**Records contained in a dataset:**
+ + + +

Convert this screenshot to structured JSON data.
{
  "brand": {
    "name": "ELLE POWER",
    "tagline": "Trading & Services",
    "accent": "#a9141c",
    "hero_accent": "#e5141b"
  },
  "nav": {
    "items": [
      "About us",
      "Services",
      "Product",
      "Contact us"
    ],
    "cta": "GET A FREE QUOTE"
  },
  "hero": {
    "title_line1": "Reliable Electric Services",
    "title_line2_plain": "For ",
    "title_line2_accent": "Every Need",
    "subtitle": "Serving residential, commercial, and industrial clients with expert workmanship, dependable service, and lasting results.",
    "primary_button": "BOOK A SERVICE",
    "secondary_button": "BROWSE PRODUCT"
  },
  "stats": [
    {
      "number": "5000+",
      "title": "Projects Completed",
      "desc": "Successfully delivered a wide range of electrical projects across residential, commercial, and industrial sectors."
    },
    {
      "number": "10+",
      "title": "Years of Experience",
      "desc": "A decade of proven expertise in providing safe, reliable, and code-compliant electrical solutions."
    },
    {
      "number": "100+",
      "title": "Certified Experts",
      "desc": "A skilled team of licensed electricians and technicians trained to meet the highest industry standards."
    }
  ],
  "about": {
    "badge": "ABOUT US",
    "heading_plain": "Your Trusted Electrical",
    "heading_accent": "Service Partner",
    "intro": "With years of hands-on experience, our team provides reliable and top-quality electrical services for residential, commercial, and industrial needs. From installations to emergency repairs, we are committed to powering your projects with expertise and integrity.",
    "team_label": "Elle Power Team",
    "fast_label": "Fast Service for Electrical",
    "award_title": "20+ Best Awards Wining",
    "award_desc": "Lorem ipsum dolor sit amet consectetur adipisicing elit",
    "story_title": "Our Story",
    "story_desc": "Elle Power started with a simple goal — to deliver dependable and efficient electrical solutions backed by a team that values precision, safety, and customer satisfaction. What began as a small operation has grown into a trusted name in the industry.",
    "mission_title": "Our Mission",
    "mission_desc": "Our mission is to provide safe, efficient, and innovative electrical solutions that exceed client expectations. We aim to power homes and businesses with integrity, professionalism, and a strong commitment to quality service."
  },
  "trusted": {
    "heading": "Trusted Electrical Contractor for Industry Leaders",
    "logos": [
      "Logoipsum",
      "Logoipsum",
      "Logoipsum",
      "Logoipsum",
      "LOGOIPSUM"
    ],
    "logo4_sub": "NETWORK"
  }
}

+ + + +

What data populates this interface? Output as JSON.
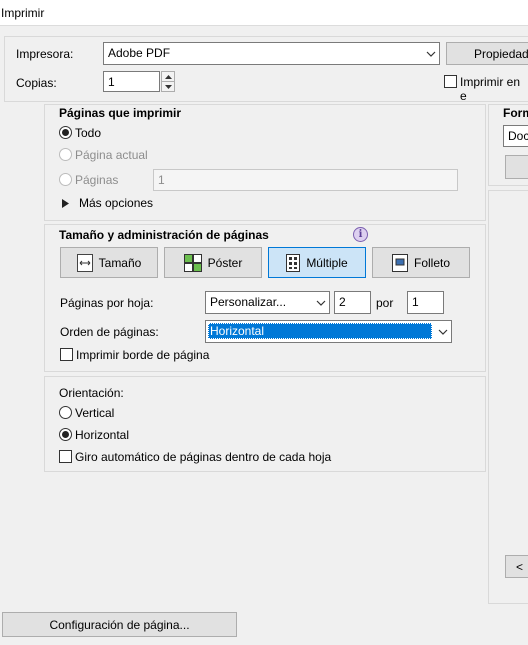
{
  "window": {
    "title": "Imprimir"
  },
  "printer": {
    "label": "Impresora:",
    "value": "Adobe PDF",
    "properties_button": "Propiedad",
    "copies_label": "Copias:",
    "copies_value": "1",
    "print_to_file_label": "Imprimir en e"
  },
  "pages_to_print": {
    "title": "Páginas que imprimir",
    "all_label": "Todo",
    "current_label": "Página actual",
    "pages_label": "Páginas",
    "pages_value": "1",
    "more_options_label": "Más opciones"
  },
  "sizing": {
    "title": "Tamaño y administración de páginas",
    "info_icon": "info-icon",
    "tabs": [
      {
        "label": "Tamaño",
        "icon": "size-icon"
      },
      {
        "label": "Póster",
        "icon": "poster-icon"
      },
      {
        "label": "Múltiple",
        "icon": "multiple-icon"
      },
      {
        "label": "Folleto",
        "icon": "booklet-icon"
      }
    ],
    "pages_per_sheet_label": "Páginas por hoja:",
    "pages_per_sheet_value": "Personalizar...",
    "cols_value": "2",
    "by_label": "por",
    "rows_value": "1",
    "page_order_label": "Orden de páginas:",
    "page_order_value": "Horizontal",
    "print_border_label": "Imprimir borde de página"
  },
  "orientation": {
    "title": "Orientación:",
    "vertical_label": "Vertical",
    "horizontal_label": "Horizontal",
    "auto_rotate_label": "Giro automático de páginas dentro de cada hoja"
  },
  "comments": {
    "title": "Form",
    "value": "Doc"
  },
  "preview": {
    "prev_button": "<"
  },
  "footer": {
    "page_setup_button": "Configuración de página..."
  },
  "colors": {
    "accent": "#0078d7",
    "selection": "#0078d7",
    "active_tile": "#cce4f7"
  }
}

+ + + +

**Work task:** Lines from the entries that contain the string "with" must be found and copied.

**Written solution:**
    "subtitle": "Serving residential, commercial, and industrial clients with expert workmanship, dependable service, and lasting results.",
    "intro": "With years of hands-on experience, our team provides reliable and top-quality electrical services for residential, commercial, and industrial needs. From installations to emergency repairs, we are committed to powering your projects with expertise and integrity.",
    "story_desc": "Elle Power started with a simple goal — to deliver dependable and efficient electrical solutions backed by a team that values precision, safety, and customer satisfaction. What began as a small operation has grown into a trusted name in the industry.",
    "mission_desc": "Our mission is to provide safe, efficient, and innovative electrical solutions that exceed client expectations. We aim to power homes and businesses with integrity, professionalism, and a strong commitment to quality service."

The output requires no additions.